But who then is best equipped to undo the damage that President Donald J. Trump has inflicted? Who is best equipped to take America in a new and more positive direction? Who should I support?
I am gay. So should I support Mayor Pete Buttigieg? A President Buttigieg would be historic for gay men throughout the country. Beyond that, I can’t find much to be excited about. While I value his experience as a mayor and veteran, I worry that he lacks the experience to navigate the current political landscape in Washington, D.C. Furthermore, he has yet to endure a coordinated Republican smear campaign. I would rather see him return to South Bend and dedicate himself to improving his relationship with the African American and Hispanic communities.
I am also a second-generation Asian American. So should I support Andrew Yang? Surely having the first Asian American president would be historic as well. But I find myself cringing whenever he pulls out stereotypes like “Asians are good at math” on live television. By going on national television and parading around stereotypes about Asians, he is undoing the very progress to dismantle those very stereotypes and dismantle the myth of the “model minority.”
I am also a young professional working in the gig economy without health affordable health insurance and I am up to my eyeballs in student loan debt. Nearly all the Democratic candidates have some sort of approach on this issue, with Senator Bernie Sanders and Senator Elizabeth Warren proposing to cancel student loan debt. On health care, the candidates’s proposals range from building on the Affordable Care Act, to Medicare for All.
But for me, getting it 100% right on policy isn’t enough. For me, I want assurances that the candidate knows how Washington works and how to both work within the system and disrupt it when need be.
For me, that candidate is Senator Elizabeth Warren.
Senator Warren has spent her life studying bankruptcy law and consumer finance. Warren successfully pushed for the creation of and led the Consumer Financial Protection Bureau (CFPB), which has fought and recouped millions of dollars for American veterans, students, and families. I had the opportunity to intern at the CFPB in 2016 and I saw this work firsthand. I also got to meet Senator Warren when she visited the agency.
As a senator, Warren knows the inner workings of the U.S. Senate and the challenges a president faces with Mitch McConnell as the majority leader. A President Warren would be able to go toe-to-toe with Leader McConnell.
In addition, as so eloquently put by Vox’s Ezra Klein, Elizabeth Warren understands the political landscape, how complexity is wielded by lobbyists and sophisticated corporations, and the importance of the administrative state, which some dub as the fourth branch of government.
Senator Elizabeth Warren can also speak about racial equity in a way that goes beyond overtures and helps the average person drill down into the roots of many of the injustices and inequities that exist in modern America. Warren put this on full display at the 2019 She The People Presidential Forum.

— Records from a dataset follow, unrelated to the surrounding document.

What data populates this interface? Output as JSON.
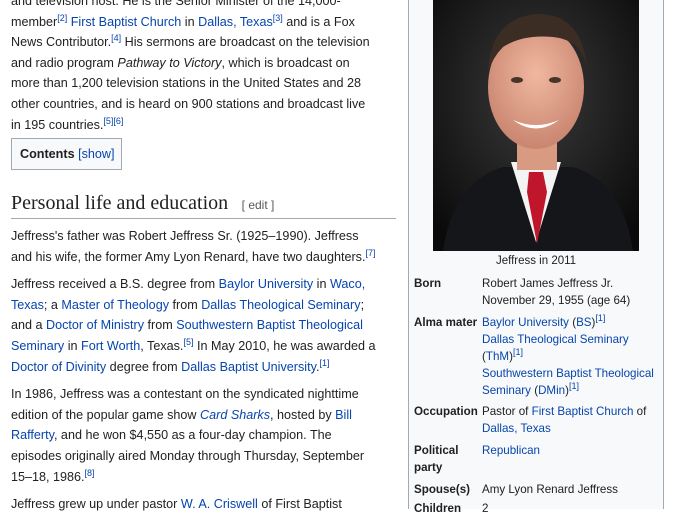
{
  "article": {
    "intro_line0": "and television host. He is the Senior Minister of the 14,000-",
    "intro_l1_a": "member",
    "intro_l1_ref2": "[2]",
    "intro_l1_link1": "First Baptist Church",
    "intro_l1_in": " in ",
    "intro_l1_link2": "Dallas, Texas",
    "intro_l1_ref3": "[3]",
    "intro_l1_b": " and is a Fox",
    "intro_l2_a": "News Contributor.",
    "intro_l2_ref4": "[4]",
    "intro_l2_b": " His sermons are broadcast on the television",
    "intro_l3_a": "and radio program ",
    "intro_l3_em": "Pathway to Victory",
    "intro_l3_b": ", which is broadcast on",
    "intro_l4": "more than 1,200 television stations in the United States and 28",
    "intro_l5": "other countries, and is heard on 900 stations and broadcast live",
    "intro_l6_a": "in 195 countries.",
    "intro_l6_ref": "[5][6]",
    "contents_label": "Contents",
    "contents_show": "[show]",
    "section_title": "Personal life and education",
    "section_edit": "[ edit ]",
    "p1_l1": "Jeffress's father was Robert Jeffress Sr. (1925–1990). Jeffress",
    "p1_l2_a": "and his wife, the former Amy Lyon Renard, have two daughters.",
    "p1_l2_ref": "[7]",
    "p2_l1_a": "Jeffress received a B.S. degree from ",
    "p2_l1_link1": "Baylor University",
    "p2_l1_b": " in ",
    "p2_l1_link2": "Waco,",
    "p2_l2_link1": "Texas",
    "p2_l2_a": "; a ",
    "p2_l2_link2": "Master of Theology",
    "p2_l2_b": " from ",
    "p2_l2_link3": "Dallas Theological Seminary",
    "p2_l2_c": ";",
    "p2_l3_a": "and a ",
    "p2_l3_link1": "Doctor of Ministry",
    "p2_l3_b": " from ",
    "p2_l3_link2": "Southwestern Baptist Theological",
    "p2_l4_link1": "Seminary",
    "p2_l4_a": " in ",
    "p2_l4_link2": "Fort Worth",
    "p2_l4_b": ", Texas.",
    "p2_l4_ref": "[5]",
    "p2_l4_c": " In May 2010, he was awarded a",
    "p2_l5_link1": "Doctor of Divinity",
    "p2_l5_a": " degree from ",
    "p2_l5_link2": "Dallas Baptist University",
    "p2_l5_b": ".",
    "p2_l5_ref": "[1]",
    "p3_l1": "In 1986, Jeffress was a contestant on the syndicated nighttime",
    "p3_l2_a": "edition of the popular game show ",
    "p3_l2_link1": "Card Sharks",
    "p3_l2_b": ", hosted by ",
    "p3_l2_link2": "Bill",
    "p3_l3_link": "Rafferty",
    "p3_l3_a": ", and he won $4,550 as a four-day champion. The",
    "p3_l4": "episodes originally aired Monday through Thursday, September",
    "p3_l5_a": "15–18, 1986.",
    "p3_l5_ref": "[8]",
    "p4_l1_a": "Jeffress grew up under pastor ",
    "p4_l1_link": "W. A. Criswell",
    "p4_l1_b": " of First Baptist"
  },
  "infobox": {
    "caption": "Jeffress in 2011",
    "born_label": "Born",
    "born_v1": "Robert James Jeffress Jr.",
    "born_v2": "November 29, 1955 (age 64)",
    "alma_label": "Alma mater",
    "alma_1_link": "Baylor University",
    "alma_1_b": " (",
    "alma_1_bs": "BS",
    "alma_1_c": ")",
    "alma_1_ref": "[1]",
    "alma_2_link": "Dallas Theological Seminary",
    "alma_2_b": "(",
    "alma_2_thm": "ThM",
    "alma_2_c": ")",
    "alma_2_ref": "[1]",
    "alma_3_link": "Southwestern Baptist Theological",
    "alma_3_link2": "Seminary",
    "alma_3_b": " (",
    "alma_3_dmin": "DMin",
    "alma_3_c": ")",
    "alma_3_ref": "[1]",
    "occ_label": "Occupation",
    "occ_a": "Pastor of ",
    "occ_link1": "First Baptist Church",
    "occ_b": " of",
    "occ_link2": "Dallas, Texas",
    "party_label_1": "Political",
    "party_label_2": "party",
    "party_value": "Republican",
    "spouse_label": "Spouse(s)",
    "spouse_value": "Amy Lyon Renard Jeffress",
    "children_label": "Children",
    "children_value": "2"
  },
  "colors": {
    "link": "#0645ad",
    "infobox_bg": "#f8f9fa",
    "border": "#a2a9b1"
  }
}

And finally, I find her authentic and genuine but in an awkward and wonky kind of way. Which, in my book, is damn presidential and in stark contrast to the current occupant of the White House.
While not exhaustive, these are some of the reasons why I support Senator Elizabeth Warren to be the Democratic nominee for President of the United States.